Most things in life come at a price, and so does OmegaT’s freedom from bilingual translation files. Since I wrote about how great it was not to have intermediate bilingual files in OmegaT, it is only fair now to describe also the “catch.”
Tracking changes is a very useful function for a translation memory program, and particularly important for editing. It allows you to go back to a previous version of a translation. When an editor makes changes to the translation, a translator can review them easily and decide whether to accept or reject them.
Since OmegaT stores translations in a TMX file (project_save.tmx), it does not allow tracking changes. To review changes effectively, you need to use another tool such as the excellent Change Tracker to produce a comparison file that shows all changes made to a translation. It is a good workaround, but not as effective as working with tracked changes directly within OmegaT. For example, to reject changes, you need to open OmegaT and make those adjustments manually.
No bilingual file means no segment statuses, because, just as with tracking changes, there is no place to store them. Statuses could come in quite handy, though.
For example, other translation programs allow filtering based on statuses. If I change a 100% match in SDL Trados Studio, the segment still keeps the 100% status, allowing me to keep handling it as such in the future. For instance, If a client asks me not to review 100% matches, I will want to skip them. Since other programs keep the status even after changes have been made to the segment, I can always filter out 100% matches, despite the changes that I made. In OmegaT, however, as soon as I change the 100% match, both the time and user name are changed, while this is the only information I can use to find 100% matches. So after changing a 100% match, I can no longer filter it out and might end up reviewing it, which is exactly what I want to avoid.
Alternative translations are different translations of identical segments resulting from different context. For example, I might have very poor segmentation in source files—sentences split into several parts:
As a global company, we must comply with the
U.K. Bribery Act
which has global reach.
U.K. Bribery Act
is a law enforced by the U.K. Government.
Due to bad segmentation, these two sentences have two identical segments “U.K. Bribery Act.” By default, these are auto-propagated; that is, changing one segment also changes the other one. Suppose I need to translate them differently, because, although identical, they are in different sentences and even in different parts of the sentence. Thus in the case of English to Russian translation, for example, I will need to make the translations different. For this purpose, I use the alternative translations function.
This function saves alternative translations at the end of my project’s translation memory, appending additional information to them:
- File name
- Preceding segment
- Following segment
This information allows OmegaT to distinguish between two different translations in the translation memory and insert them in the right places.
Now, what if the file, preceding segment, and following segments are identical? Such situations are rare, but possible. Right now, OmegaT does not know how to deal with this. You can only resort to a workaround, such as changing the source files to make one of the segments unique. This is time-consuming compared to working on a bilingual file in another CAT program, where you simply disable auto-propagation and change the translations freely. Since those programs store translations directly in the translated files rather than in translation memory files, they do not need to rely on context.
Some of the above limitations may have already materialized in feature requests for the developers to consider.

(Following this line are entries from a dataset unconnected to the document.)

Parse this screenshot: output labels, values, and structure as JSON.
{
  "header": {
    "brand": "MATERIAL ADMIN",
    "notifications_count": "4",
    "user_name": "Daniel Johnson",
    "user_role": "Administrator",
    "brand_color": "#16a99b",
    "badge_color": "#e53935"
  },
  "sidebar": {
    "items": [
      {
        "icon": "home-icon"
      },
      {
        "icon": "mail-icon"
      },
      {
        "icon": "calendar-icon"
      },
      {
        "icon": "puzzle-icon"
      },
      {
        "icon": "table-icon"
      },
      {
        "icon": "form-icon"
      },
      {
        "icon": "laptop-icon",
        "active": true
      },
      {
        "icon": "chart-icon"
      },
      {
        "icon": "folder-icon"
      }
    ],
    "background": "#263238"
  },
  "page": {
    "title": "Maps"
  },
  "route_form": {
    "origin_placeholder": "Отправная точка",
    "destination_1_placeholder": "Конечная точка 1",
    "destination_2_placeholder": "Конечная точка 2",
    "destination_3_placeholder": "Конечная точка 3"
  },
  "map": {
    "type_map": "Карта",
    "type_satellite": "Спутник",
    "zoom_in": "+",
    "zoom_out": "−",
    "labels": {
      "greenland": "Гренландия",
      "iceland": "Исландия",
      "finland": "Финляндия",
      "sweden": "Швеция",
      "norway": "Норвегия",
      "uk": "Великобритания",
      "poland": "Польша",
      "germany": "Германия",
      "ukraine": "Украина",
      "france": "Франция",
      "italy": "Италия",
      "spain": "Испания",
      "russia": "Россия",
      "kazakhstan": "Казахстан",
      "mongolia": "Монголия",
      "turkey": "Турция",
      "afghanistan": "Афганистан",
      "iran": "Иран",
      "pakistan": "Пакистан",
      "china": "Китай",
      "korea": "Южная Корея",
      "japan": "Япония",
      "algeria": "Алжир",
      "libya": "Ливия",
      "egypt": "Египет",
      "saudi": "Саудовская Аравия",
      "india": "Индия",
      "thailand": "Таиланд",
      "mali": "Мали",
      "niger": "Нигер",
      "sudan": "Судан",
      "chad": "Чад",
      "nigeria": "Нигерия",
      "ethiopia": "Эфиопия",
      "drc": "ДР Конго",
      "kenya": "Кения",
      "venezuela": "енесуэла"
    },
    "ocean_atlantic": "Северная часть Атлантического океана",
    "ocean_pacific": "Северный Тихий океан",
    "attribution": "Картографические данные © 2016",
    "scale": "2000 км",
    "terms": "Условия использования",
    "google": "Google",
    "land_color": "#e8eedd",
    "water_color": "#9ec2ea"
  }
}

The question remains, though, is how we, as users, can help the developers implement these and other requests. One thing that I believe OmegaT could benefit from in this respect is crowdfunding, as suggested by Marco Cevoli. Users could let the developers know what they find to be most important to do in terms of OmegaT development by voting with their money.
Please disagree with me in the comments if you have a different opinion. If you liked this post, please let me know by “liking” Velior on Facebook.